WHAT YOU WILL DO.
Wherever a line of the listing holds the string "láska", copy that line.

EXERCISE INPUTS.
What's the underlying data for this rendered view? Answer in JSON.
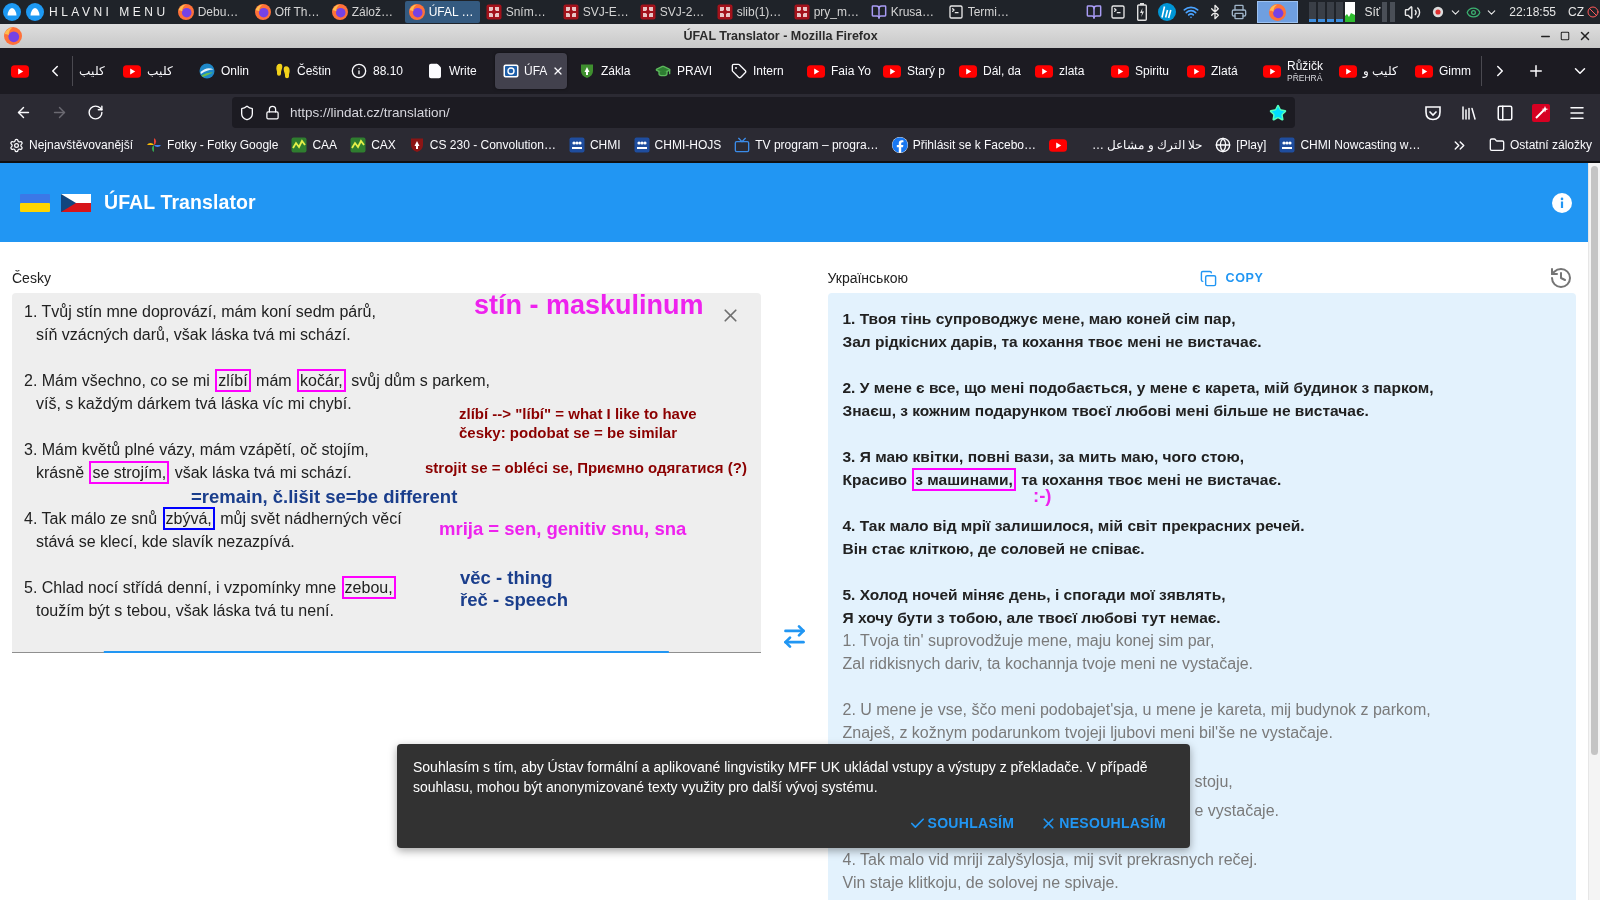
{
  "taskbar": {
    "menu_label": "HLAVNI MENU",
    "tasks": [
      {
        "label": "Debu…",
        "kind": "firefox",
        "selected": false
      },
      {
        "label": "Off Th…",
        "kind": "firefox",
        "selected": false
      },
      {
        "label": "Zálož…",
        "kind": "firefox",
        "selected": false
      },
      {
        "label": "ÚFAL …",
        "kind": "firefox",
        "selected": true
      },
      {
        "label": "Sním…",
        "kind": "image",
        "selected": false
      },
      {
        "label": "SVJ-E…",
        "kind": "image",
        "selected": false
      },
      {
        "label": "SVJ-2…",
        "kind": "image",
        "selected": false
      },
      {
        "label": "slib(1)…",
        "kind": "image",
        "selected": false
      },
      {
        "label": "pry_m…",
        "kind": "image",
        "selected": false
      },
      {
        "label": "Krusa…",
        "kind": "reader",
        "selected": false
      },
      {
        "label": "Termi…",
        "kind": "terminal",
        "selected": false
      }
    ],
    "network_label": "Síť",
    "clock": "22:18:55",
    "keyboard_layout": "CZ"
  },
  "window": {
    "title": "ÚFAL Translator - Mozilla Firefox"
  },
  "browser": {
    "tabs": [
      {
        "kind": "youtube",
        "pinned": true,
        "selected": false
      },
      {
        "label": "كليب",
        "kind": "partial",
        "pinned": false,
        "selected": false
      },
      {
        "label": "كليب",
        "kind": "youtube",
        "pinned": false,
        "selected": false
      },
      {
        "label": "Onlin",
        "kind": "sphere",
        "pinned": false,
        "selected": false
      },
      {
        "label": "Češtin",
        "kind": "feet",
        "pinned": false,
        "selected": false
      },
      {
        "label": "88.10",
        "kind": "info",
        "pinned": false,
        "selected": false
      },
      {
        "label": "Write",
        "kind": "page",
        "pinned": false,
        "selected": false
      },
      {
        "label": "ÚFA",
        "kind": "ufal",
        "pinned": false,
        "selected": true
      },
      {
        "label": "Zákla",
        "kind": "crest",
        "pinned": false,
        "selected": false
      },
      {
        "label": "PRAVI",
        "kind": "cap",
        "pinned": false,
        "selected": false
      },
      {
        "label": "Intern",
        "kind": "tag",
        "pinned": false,
        "selected": false
      },
      {
        "label": "Faia Yo",
        "kind": "youtube",
        "pinned": false,
        "selected": false
      },
      {
        "label": "Starý p",
        "kind": "youtube",
        "pinned": false,
        "selected": false
      },
      {
        "label": "Dál, da",
        "kind": "youtube",
        "pinned": false,
        "selected": false
      },
      {
        "label": "zlata",
        "kind": "youtube",
        "pinned": false,
        "selected": false
      },
      {
        "label": "Spiritu",
        "kind": "youtube",
        "pinned": false,
        "selected": false
      },
      {
        "label": "Zlatá",
        "kind": "youtube",
        "pinned": false,
        "selected": false
      },
      {
        "label": "Růžičk",
        "status": "PŘEHRÁ",
        "kind": "youtube",
        "pinned": false,
        "selected": false
      },
      {
        "label": "كليب و",
        "kind": "youtube",
        "pinned": false,
        "selected": false
      },
      {
        "label": "Gimm",
        "kind": "youtube",
        "pinned": false,
        "selected": false
      }
    ],
    "nav_buttons": [
      {
        "kind": "back",
        "disabled": false
      },
      {
        "kind": "forward",
        "disabled": true
      },
      {
        "kind": "reload",
        "disabled": false
      }
    ],
    "url": "https://lindat.cz/translation/",
    "bookmarked": true,
    "bookmarks": [
      {
        "label": "Nejnavštěvovanější",
        "kind": "gear"
      },
      {
        "label": "Fotky - Fotky Google",
        "kind": "pinwheel"
      },
      {
        "label": "CAA",
        "kind": "chart"
      },
      {
        "label": "CAX",
        "kind": "chart"
      },
      {
        "label": "CS 230 - Convolution…",
        "kind": "crest"
      },
      {
        "label": "CHMI",
        "kind": "chmi"
      },
      {
        "label": "CHMI-HOJS",
        "kind": "chmi"
      },
      {
        "label": "TV program – progra…",
        "kind": "tv"
      },
      {
        "label": "Přihlásit se k Facebo…",
        "kind": "facebook"
      },
      {
        "kind": "youtube"
      },
      {
        "label": "حلا الترك و مشاعل …",
        "kind": "none"
      },
      {
        "label": "[Play]",
        "kind": "globe"
      },
      {
        "label": "CHMI Nowcasting w…",
        "kind": "chmi"
      }
    ],
    "other_bookmarks": "Ostatní záložky"
  },
  "page": {
    "title": "ÚFAL Translator",
    "source": {
      "label": "Česky",
      "focused": true,
      "stanzas": [
        [
          [
            {
              "kind": "plain",
              "text": "1. Tvůj stín mne doprovází, mám koní sedm párů,"
            }
          ],
          [
            {
              "kind": "plain",
              "text": "síň vzácných darů, však láska tvá mi schází."
            }
          ]
        ],
        [
          [
            {
              "kind": "plain",
              "text": "2. Mám všechno, co se mi "
            },
            {
              "kind": "boxed",
              "text": "zlíbí",
              "color": "#ff00ff"
            },
            {
              "kind": "plain",
              "text": " mám "
            },
            {
              "kind": "boxed",
              "text": "kočár,",
              "color": "#ff00ff"
            },
            {
              "kind": "plain",
              "text": " svůj dům s parkem,"
            }
          ],
          [
            {
              "kind": "plain",
              "text": "víš, s každým dárkem tvá láska víc mi chybí."
            }
          ]
        ],
        [
          [
            {
              "kind": "plain",
              "text": "3. Mám květů plné vázy, mám vzápětí, oč stojím,"
            }
          ],
          [
            {
              "kind": "plain",
              "text": "krásně "
            },
            {
              "kind": "boxed",
              "text": "se strojím,",
              "color": "#ff00ff"
            },
            {
              "kind": "plain",
              "text": " však láska tvá mi schází."
            }
          ]
        ],
        [
          [
            {
              "kind": "plain",
              "text": "4. Tak málo ze snů "
            },
            {
              "kind": "boxed",
              "text": "zbývá,",
              "color": "#0000ff"
            },
            {
              "kind": "plain",
              "text": " můj svět nádherných věcí"
            }
          ],
          [
            {
              "kind": "plain",
              "text": "stává se klecí, kde slavík nezazpívá."
            }
          ]
        ],
        [
          [
            {
              "kind": "plain",
              "text": "5. Chlad nocí střídá denní, i vzpomínky mne "
            },
            {
              "kind": "boxed",
              "text": "zebou,",
              "color": "#ff00ff"
            }
          ],
          [
            {
              "kind": "plain",
              "text": "toužím být s tebou, však láska tvá tu není."
            }
          ]
        ]
      ],
      "annotations": [
        {
          "text": "stín - maskulinum",
          "kind": "heading",
          "color": "#ee22ee"
        },
        {
          "text": "zlíbí --> \"líbí\" = what I like to have",
          "kind": "comment",
          "color": "#8b0000"
        },
        {
          "text": "česky: podobat se = be similar",
          "kind": "comment",
          "color": "#8b0000"
        },
        {
          "text": "strojit se = obléci se, Приємно одягатися (?)",
          "kind": "comment",
          "color": "#8b0000"
        },
        {
          "text": "=remain, č.lišit se=be different",
          "kind": "note",
          "color": "#1a3e8c"
        },
        {
          "text": "mrija = sen, genitiv snu, sna",
          "kind": "note",
          "color": "#ee22ee"
        },
        {
          "text": "věc - thing",
          "kind": "note",
          "color": "#1a3e8c"
        },
        {
          "text": "řeč - speech",
          "kind": "note",
          "color": "#1a3e8c"
        }
      ]
    },
    "translation": {
      "label": "Українською",
      "copy_label": "COPY",
      "stanzas": [
        [
          [
            {
              "kind": "plain",
              "text": "1. Твоя тінь супроводжує мене, маю коней сім пар,"
            }
          ],
          [
            {
              "kind": "plain",
              "text": "Зал рідкісних дарів, та кохання твоє мені не вистачає."
            }
          ]
        ],
        [
          [
            {
              "kind": "plain",
              "text": "2. У мене є все, що мені подобається, у мене є карета, мій будинок з парком,"
            }
          ],
          [
            {
              "kind": "plain",
              "text": "Знаєш, з кожним подарунком твоєї любові мені більше не вистачає."
            }
          ]
        ],
        [
          [
            {
              "kind": "plain",
              "text": "3. Я маю квітки, повні вази, за мить маю, чого стою,"
            }
          ],
          [
            {
              "kind": "plain",
              "text": "Красиво "
            },
            {
              "kind": "boxed",
              "text": "з машинами,",
              "color": "#ff00ff"
            },
            {
              "kind": "plain",
              "text": " та кохання твоє мені не вистачає."
            }
          ]
        ],
        [
          [
            {
              "kind": "plain",
              "text": "4. Так мало від мрії залишилося, мій світ прекрасних речей."
            }
          ],
          [
            {
              "kind": "plain",
              "text": "Він стає кліткою, де соловей не співає."
            }
          ]
        ],
        [
          [
            {
              "kind": "plain",
              "text": "5. Холод ночей міняє день, і спогади мої зявлять,"
            }
          ],
          [
            {
              "kind": "plain",
              "text": "Я хочу бути з тобою, але твоєї любові тут немає."
            }
          ]
        ]
      ],
      "annotations": [
        {
          "text": ":-)",
          "kind": "note",
          "color": "#ee22ee"
        }
      ],
      "transliteration": [
        [
          {
            "text": "1. Tvoja tin' suprovodžuje mene, maju konej sim par,",
            "covered": false
          },
          {
            "text": "Zal ridkisnych dariv, ta kochannja tvoje meni ne vystačaje.",
            "covered": false
          }
        ],
        [
          {
            "text": "2. U mene je vse, ščo meni podobajet'sja, u mene je kareta, mij budynok z parkom,",
            "covered": false
          },
          {
            "text": "Znaješ, z kožnym podarunkom tvojeji ljubovi meni bil'še ne vystačaje.",
            "covered": false
          }
        ],
        [
          {
            "text": "stoju,",
            "covered": true
          },
          {
            "text": "e vystačaje.",
            "covered": true
          }
        ],
        [
          {
            "text": "4. Tak malo vid mriji zalyšylosja, mij svit prekrasnych rečej.",
            "covered": false
          },
          {
            "text": "Vin staje klitkoju, de solovej ne spivaje.",
            "covered": false
          }
        ]
      ]
    },
    "consent": {
      "text": "Souhlasím s tím, aby Ústav formální a aplikované lingvistiky MFF UK ukládal vstupy a výstupy z překladače. V případě souhlasu, mohou být anonymizované texty využity pro další vývoj systému.",
      "buttons": [
        {
          "label": "SOUHLASÍM",
          "kind": "accept"
        },
        {
          "label": "NESOUHLASÍM",
          "kind": "decline"
        }
      ]
    }
  }
}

RESPONSE BOX.
              "text": "síň vzácných darů, však láska tvá mi schází."
              "text": "víš, s každým dárkem tvá láska víc mi chybí."
              "text": " však láska tvá mi schází."
              "text": "toužím být s tebou, však láska tvá tu není."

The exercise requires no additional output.